§ WORK REQUIRED: Each record listed below is to be output exactly as written.

§ STUDY MATERIAL:
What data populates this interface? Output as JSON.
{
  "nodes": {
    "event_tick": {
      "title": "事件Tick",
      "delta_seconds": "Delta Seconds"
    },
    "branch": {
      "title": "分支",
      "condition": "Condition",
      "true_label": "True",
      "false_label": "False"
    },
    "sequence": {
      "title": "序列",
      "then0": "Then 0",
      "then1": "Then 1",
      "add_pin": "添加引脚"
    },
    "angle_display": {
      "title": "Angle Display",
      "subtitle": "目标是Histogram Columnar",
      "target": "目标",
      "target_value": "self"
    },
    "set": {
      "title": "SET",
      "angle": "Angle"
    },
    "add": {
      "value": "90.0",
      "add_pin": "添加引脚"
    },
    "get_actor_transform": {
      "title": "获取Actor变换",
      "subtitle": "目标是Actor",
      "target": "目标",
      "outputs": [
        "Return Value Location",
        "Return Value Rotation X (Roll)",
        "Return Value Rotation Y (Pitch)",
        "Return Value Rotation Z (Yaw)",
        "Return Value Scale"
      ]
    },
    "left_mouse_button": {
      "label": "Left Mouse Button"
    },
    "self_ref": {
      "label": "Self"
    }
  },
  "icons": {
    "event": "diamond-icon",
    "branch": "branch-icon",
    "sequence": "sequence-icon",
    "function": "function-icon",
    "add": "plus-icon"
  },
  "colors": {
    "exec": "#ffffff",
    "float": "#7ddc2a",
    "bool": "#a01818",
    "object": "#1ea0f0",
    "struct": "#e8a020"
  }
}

§ REPLY:
What data populates this interface? Output as JSON.
{
  "nodes": {
    "event_tick": {
      "title": "事件Tick",
      "delta_seconds": "Delta Seconds"
    },
    "branch": {
      "title": "分支",
      "condition": "Condition",
      "true_label": "True",
      "false_label": "False"
    },
    "sequence": {
      "title": "序列",
      "then0": "Then 0",
      "then1": "Then 1",
      "add_pin": "添加引脚"
    },
    "angle_display": {
      "title": "Angle Display",
      "subtitle": "目标是Histogram Columnar",
      "target": "目标",
      "target_value": "self"
    },
    "set": {
      "title": "SET",
      "angle": "Angle"
    },
    "add": {
      "value": "90.0",
      "add_pin": "添加引脚"
    },
    "get_actor_transform": {
      "title": "获取Actor变换",
      "subtitle": "目标是Actor",
      "target": "目标",
      "outputs": [
        "Return Value Location",
        "Return Value Rotation X (Roll)",
        "Return Value Rotation Y (Pitch)",
        "Return Value Rotation Z (Yaw)",
        "Return Value Scale"
      ]
    },
    "left_mouse_button": {
      "label": "Left Mouse Button"
    },
    "self_ref": {
      "label": "Self"
    }
  },
  "icons": {
    "event": "diamond-icon",
    "branch": "branch-icon",
    "sequence": "sequence-icon",
    "function": "function-icon",
    "add": "plus-icon"
  },
  "colors": {
    "exec": "#ffffff",
    "float": "#7ddc2a",
    "bool": "#a01818",
    "object": "#1ea0f0",
    "struct": "#e8a020"
  }
}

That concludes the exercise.